#### WHAT YOU NEED TO DO
Word for word, repeat the data that follows. Do not include the pictures.

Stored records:
== Segment start ==

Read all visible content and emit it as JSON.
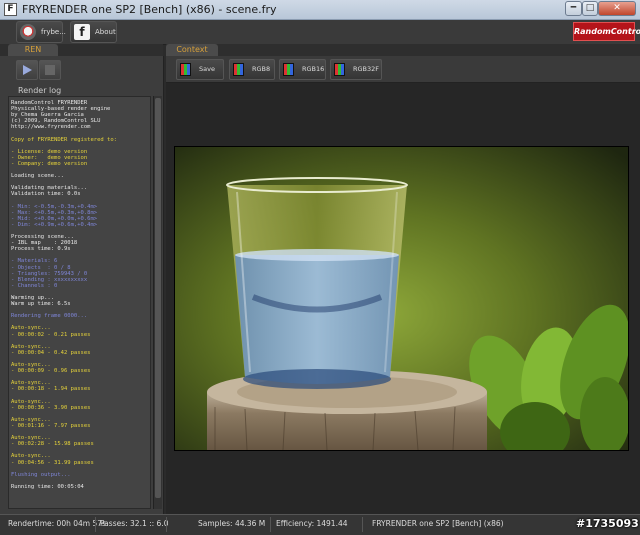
{
  "window": {
    "title": "FRYRENDER one SP2 [Bench] (x86) - scene.fry",
    "app_icon": "F"
  },
  "toolbar": {
    "fry_label": "frybe...",
    "about_label": "About",
    "brand_logo": "RandomControl"
  },
  "tabs": {
    "left": "REN",
    "right": "Context"
  },
  "left_panel": {
    "render_log_title": "Render log"
  },
  "colors": {
    "log_white": "#e8e8e8",
    "log_yellow": "#e6d33a",
    "log_blue": "#7f86d8",
    "tab_orange": "#d7a03a",
    "logo_red": "#b4141a"
  },
  "log_lines": [
    {
      "t": "RandomControl FRYRENDER",
      "c": "w"
    },
    {
      "t": "Physically-based render engine",
      "c": "w"
    },
    {
      "t": "by Chema Guerra Garcia",
      "c": "w"
    },
    {
      "t": "(c) 2009, RandomControl SLU",
      "c": "w"
    },
    {
      "t": "http://www.fryrender.com",
      "c": "w"
    },
    {
      "t": "",
      "c": "w"
    },
    {
      "t": "Copy of FRYRENDER registered to:",
      "c": "y"
    },
    {
      "t": "",
      "c": "w"
    },
    {
      "t": "- License: demo version",
      "c": "y"
    },
    {
      "t": "- Owner:   demo version",
      "c": "y"
    },
    {
      "t": "- Company: demo version",
      "c": "y"
    },
    {
      "t": "",
      "c": "w"
    },
    {
      "t": "Loading scene...",
      "c": "w"
    },
    {
      "t": "",
      "c": "w"
    },
    {
      "t": "Validating materials...",
      "c": "w"
    },
    {
      "t": "Validation time: 0.0s",
      "c": "w"
    },
    {
      "t": "",
      "c": "w"
    },
    {
      "t": "- Min: <-0.5m,-0.3m,+0.4m>",
      "c": "b"
    },
    {
      "t": "- Max: <+0.5m,+0.3m,+0.8m>",
      "c": "b"
    },
    {
      "t": "- Mid: <+0.0m,+0.0m,+0.6m>",
      "c": "b"
    },
    {
      "t": "- Dim: <+0.9m,+0.6m,+0.4m>",
      "c": "b"
    },
    {
      "t": "",
      "c": "w"
    },
    {
      "t": "Processing scene...",
      "c": "w"
    },
    {
      "t": "- IBL map    : 20018",
      "c": "w"
    },
    {
      "t": "Process time: 0.9s",
      "c": "w"
    },
    {
      "t": "",
      "c": "w"
    },
    {
      "t": "- Materials: 6",
      "c": "b"
    },
    {
      "t": "- Objects  : 0 / 8",
      "c": "b"
    },
    {
      "t": "- Triangles: 759943 / 0",
      "c": "b"
    },
    {
      "t": "- Blending : xxxxxxxxxx",
      "c": "b"
    },
    {
      "t": "- Channels : 0",
      "c": "b"
    },
    {
      "t": "",
      "c": "w"
    },
    {
      "t": "Warming up...",
      "c": "w"
    },
    {
      "t": "Warm up time: 6.5s",
      "c": "w"
    },
    {
      "t": "",
      "c": "w"
    },
    {
      "t": "Rendering frame 0000...",
      "c": "b"
    },
    {
      "t": "",
      "c": "w"
    },
    {
      "t": "Auto-sync...",
      "c": "y"
    },
    {
      "t": "- 00:00:02 - 0.21 passes",
      "c": "y"
    },
    {
      "t": "",
      "c": "w"
    },
    {
      "t": "Auto-sync...",
      "c": "y"
    },
    {
      "t": "- 00:00:04 - 0.42 passes",
      "c": "y"
    },
    {
      "t": "",
      "c": "w"
    },
    {
      "t": "Auto-sync...",
      "c": "y"
    },
    {
      "t": "- 00:00:09 - 0.96 passes",
      "c": "y"
    },
    {
      "t": "",
      "c": "w"
    },
    {
      "t": "Auto-sync...",
      "c": "y"
    },
    {
      "t": "- 00:00:18 - 1.94 passes",
      "c": "y"
    },
    {
      "t": "",
      "c": "w"
    },
    {
      "t": "Auto-sync...",
      "c": "y"
    },
    {
      "t": "- 00:00:36 - 3.90 passes",
      "c": "y"
    },
    {
      "t": "",
      "c": "w"
    },
    {
      "t": "Auto-sync...",
      "c": "y"
    },
    {
      "t": "- 00:01:16 - 7.97 passes",
      "c": "y"
    },
    {
      "t": "",
      "c": "w"
    },
    {
      "t": "Auto-sync...",
      "c": "y"
    },
    {
      "t": "- 00:02:28 - 15.98 passes",
      "c": "y"
    },
    {
      "t": "",
      "c": "w"
    },
    {
      "t": "Auto-sync...",
      "c": "y"
    },
    {
      "t": "- 00:04:56 - 31.99 passes",
      "c": "y"
    },
    {
      "t": "",
      "c": "w"
    },
    {
      "t": "Flushing output...",
      "c": "b"
    },
    {
      "t": "",
      "c": "w"
    },
    {
      "t": "Running time: 00:05:04",
      "c": "w"
    }
  ],
  "context_bar": {
    "save_label": "Save",
    "rgb8_label": "RGB8",
    "rgb16_label": "RGB16",
    "rgb32f_label": "RGB32F"
  },
  "status": {
    "rendertime": "Rendertime:  00h 04m 57s",
    "passes": "Passes:  32.1 :: 6.0",
    "samples": "Samples:  44.36 M",
    "efficiency": "Efficiency:  1491.44",
    "version": "FRYRENDER one SP2 [Bench] (x86)"
  },
  "watermark": "#1735093"
}
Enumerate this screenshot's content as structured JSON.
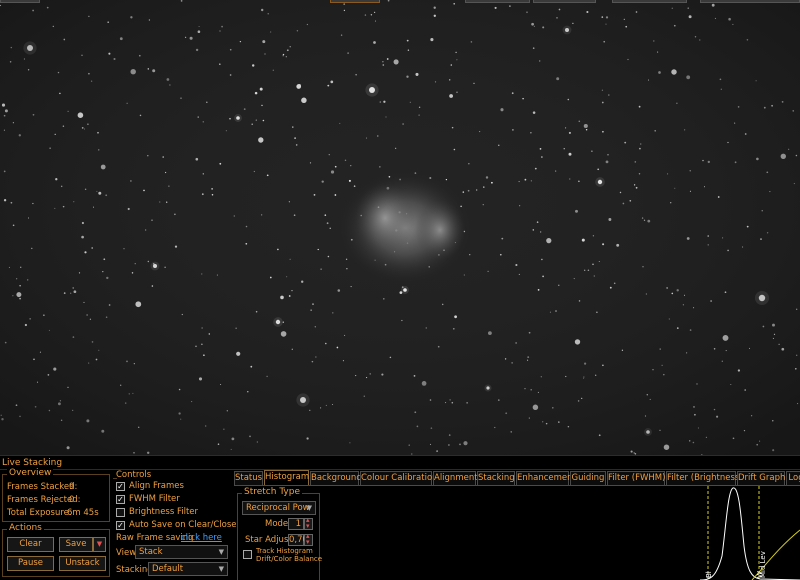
{
  "panel": {
    "title": "Live Stacking"
  },
  "overview": {
    "legend": "Overview",
    "frames_stacked_label": "Frames Stacked:",
    "frames_stacked": "9",
    "frames_rejected_label": "Frames Rejected:",
    "frames_rejected": "0",
    "total_exposure_label": "Total Exposure:",
    "total_exposure": "6m 45s"
  },
  "actions": {
    "legend": "Actions",
    "clear": "Clear",
    "save": "Save",
    "pause": "Pause",
    "unstack": "Unstack"
  },
  "controls": {
    "legend": "Controls",
    "align_frames": "Align Frames",
    "fwhm_filter": "FWHM Filter",
    "brightness_filter": "Brightness Filter",
    "auto_save": "Auto Save on Clear/Close",
    "raw_saving_label": "Raw Frame saving",
    "raw_saving_link": "click here",
    "view_label": "View",
    "view_value": "Stack",
    "stacking_label": "Stacking",
    "stacking_value": "Default"
  },
  "tabs": [
    "Status",
    "Histogram",
    "Background",
    "Colour Calibration",
    "Alignment",
    "Stacking",
    "Enhancement",
    "Guiding",
    "Filter (FWHM)",
    "Filter (Brightness)",
    "Drift Graph",
    "Log"
  ],
  "histogram": {
    "legend": "Stretch Type",
    "stretch_value": "Reciprocal Pow",
    "mode_label": "Mode",
    "mode_value": "1",
    "star_adjust_label": "Star Adjust",
    "star_adjust_value": "0,70",
    "track_line1": "Track Histogram",
    "track_line2": "Drift/Color Balance",
    "marker_left": "Bl",
    "marker_mid": "Mid Lev",
    "marker_right": "W"
  },
  "colors": {
    "accent": "#f0a040",
    "link": "#3aa0ff",
    "curve_yellow": "#d8d020"
  }
}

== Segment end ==

#### RESULT OF THE EXERCISE
Read all visible content and emit it as JSON.
{
  "window": {
    "title": "FRYRENDER one SP2 [Bench] (x86) - scene.fry",
    "app_icon": "F"
  },
  "toolbar": {
    "fry_label": "frybe...",
    "about_label": "About",
    "brand_logo": "RandomControl"
  },
  "tabs": {
    "left": "REN",
    "right": "Context"
  },
  "left_panel": {
    "render_log_title": "Render log"
  },
  "colors": {
    "log_white": "#e8e8e8",
    "log_yellow": "#e6d33a",
    "log_blue": "#7f86d8",
    "tab_orange": "#d7a03a",
    "logo_red": "#b4141a"
  },
  "log_lines": [
    {
      "t": "RandomControl FRYRENDER",
      "c": "w"
    },
    {
      "t": "Physically-based render engine",
      "c": "w"
    },
    {
      "t": "by Chema Guerra Garcia",
      "c": "w"
    },
    {
      "t": "(c) 2009, RandomControl SLU",
      "c": "w"
    },
    {
      "t": "http://www.fryrender.com",
      "c": "w"
    },
    {
      "t": "",
      "c": "w"
    },
    {
      "t": "Copy of FRYRENDER registered to:",
      "c": "y"
    },
    {
      "t": "",
      "c": "w"
    },
    {
      "t": "- License: demo version",
      "c": "y"
    },
    {
      "t": "- Owner:   demo version",
      "c": "y"
    },
    {
      "t": "- Company: demo version",
      "c": "y"
    },
    {
      "t": "",
      "c": "w"
    },
    {
      "t": "Loading scene...",
      "c": "w"
    },
    {
      "t": "",
      "c": "w"
    },
    {
      "t": "Validating materials...",
      "c": "w"
    },
    {
      "t": "Validation time: 0.0s",
      "c": "w"
    },
    {
      "t": "",
      "c": "w"
    },
    {
      "t": "- Min: <-0.5m,-0.3m,+0.4m>",
      "c": "b"
    },
    {
      "t": "- Max: <+0.5m,+0.3m,+0.8m>",
      "c": "b"
    },
    {
      "t": "- Mid: <+0.0m,+0.0m,+0.6m>",
      "c": "b"
    },
    {
      "t": "- Dim: <+0.9m,+0.6m,+0.4m>",
      "c": "b"
    },
    {
      "t": "",
      "c": "w"
    },
    {
      "t": "Processing scene...",
      "c": "w"
    },
    {
      "t": "- IBL map    : 20018",
      "c": "w"
    },
    {
      "t": "Process time: 0.9s",
      "c": "w"
    },
    {
      "t": "",
      "c": "w"
    },
    {
      "t": "- Materials: 6",
      "c": "b"
    },
    {
      "t": "- Objects  : 0 / 8",
      "c": "b"
    },
    {
      "t": "- Triangles: 759943 / 0",
      "c": "b"
    },
    {
      "t": "- Blending : xxxxxxxxxx",
      "c": "b"
    },
    {
      "t": "- Channels : 0",
      "c": "b"
    },
    {
      "t": "",
      "c": "w"
    },
    {
      "t": "Warming up...",
      "c": "w"
    },
    {
      "t": "Warm up time: 6.5s",
      "c": "w"
    },
    {
      "t": "",
      "c": "w"
    },
    {
      "t": "Rendering frame 0000...",
      "c": "b"
    },
    {
      "t": "",
      "c": "w"
    },
    {
      "t": "Auto-sync...",
      "c": "y"
    },
    {
      "t": "- 00:00:02 - 0.21 passes",
      "c": "y"
    },
    {
      "t": "",
      "c": "w"
    },
    {
      "t": "Auto-sync...",
      "c": "y"
    },
    {
      "t": "- 00:00:04 - 0.42 passes",
      "c": "y"
    },
    {
      "t": "",
      "c": "w"
    },
    {
      "t": "Auto-sync...",
      "c": "y"
    },
    {
      "t": "- 00:00:09 - 0.96 passes",
      "c": "y"
    },
    {
      "t": "",
      "c": "w"
    },
    {
      "t": "Auto-sync...",
      "c": "y"
    },
    {
      "t": "- 00:00:18 - 1.94 passes",
      "c": "y"
    },
    {
      "t": "",
      "c": "w"
    },
    {
      "t": "Auto-sync...",
      "c": "y"
    },
    {
      "t": "- 00:00:36 - 3.90 passes",
      "c": "y"
    },
    {
      "t": "",
      "c": "w"
    },
    {
      "t": "Auto-sync...",
      "c": "y"
    },
    {
      "t": "- 00:01:16 - 7.97 passes",
      "c": "y"
    },
    {
      "t": "",
      "c": "w"
    },
    {
      "t": "Auto-sync...",
      "c": "y"
    },
    {
      "t": "- 00:02:28 - 15.98 passes",
      "c": "y"
    },
    {
      "t": "",
      "c": "w"
    },
    {
      "t": "Auto-sync...",
      "c": "y"
    },
    {
      "t": "- 00:04:56 - 31.99 passes",
      "c": "y"
    },
    {
      "t": "",
      "c": "w"
    },
    {
      "t": "Flushing output...",
      "c": "b"
    },
    {
      "t": "",
      "c": "w"
    },
    {
      "t": "Running time: 00:05:04",
      "c": "w"
    }
  ],
  "context_bar": {
    "save_label": "Save",
    "rgb8_label": "RGB8",
    "rgb16_label": "RGB16",
    "rgb32f_label": "RGB32F"
  },
  "status": {
    "rendertime": "Rendertime:  00h 04m 57s",
    "passes": "Passes:  32.1 :: 6.0",
    "samples": "Samples:  44.36 M",
    "efficiency": "Efficiency:  1491.44",
    "version": "FRYRENDER one SP2 [Bench] (x86)"
  },
  "watermark": "#1735093"
}
Enumerate this screenshot's content as structured JSON.
{
  "panel": {
    "title": "Live Stacking"
  },
  "overview": {
    "legend": "Overview",
    "frames_stacked_label": "Frames Stacked:",
    "frames_stacked": "9",
    "frames_rejected_label": "Frames Rejected:",
    "frames_rejected": "0",
    "total_exposure_label": "Total Exposure:",
    "total_exposure": "6m 45s"
  },
  "actions": {
    "legend": "Actions",
    "clear": "Clear",
    "save": "Save",
    "pause": "Pause",
    "unstack": "Unstack"
  },
  "controls": {
    "legend": "Controls",
    "align_frames": "Align Frames",
    "fwhm_filter": "FWHM Filter",
    "brightness_filter": "Brightness Filter",
    "auto_save": "Auto Save on Clear/Close",
    "raw_saving_label": "Raw Frame saving",
    "raw_saving_link": "click here",
    "view_label": "View",
    "view_value": "Stack",
    "stacking_label": "Stacking",
    "stacking_value": "Default"
  },
  "tabs": [
    "Status",
    "Histogram",
    "Background",
    "Colour Calibration",
    "Alignment",
    "Stacking",
    "Enhancement",
    "Guiding",
    "Filter (FWHM)",
    "Filter (Brightness)",
    "Drift Graph",
    "Log"
  ],
  "histogram": {
    "legend": "Stretch Type",
    "stretch_value": "Reciprocal Pow",
    "mode_label": "Mode",
    "mode_value": "1",
    "star_adjust_label": "Star Adjust",
    "star_adjust_value": "0,70",
    "track_line1": "Track Histogram",
    "track_line2": "Drift/Color Balance",
    "marker_left": "Bl",
    "marker_mid": "Mid Lev",
    "marker_right": "W"
  },
  "colors": {
    "accent": "#f0a040",
    "link": "#3aa0ff",
    "curve_yellow": "#d8d020"
  }
}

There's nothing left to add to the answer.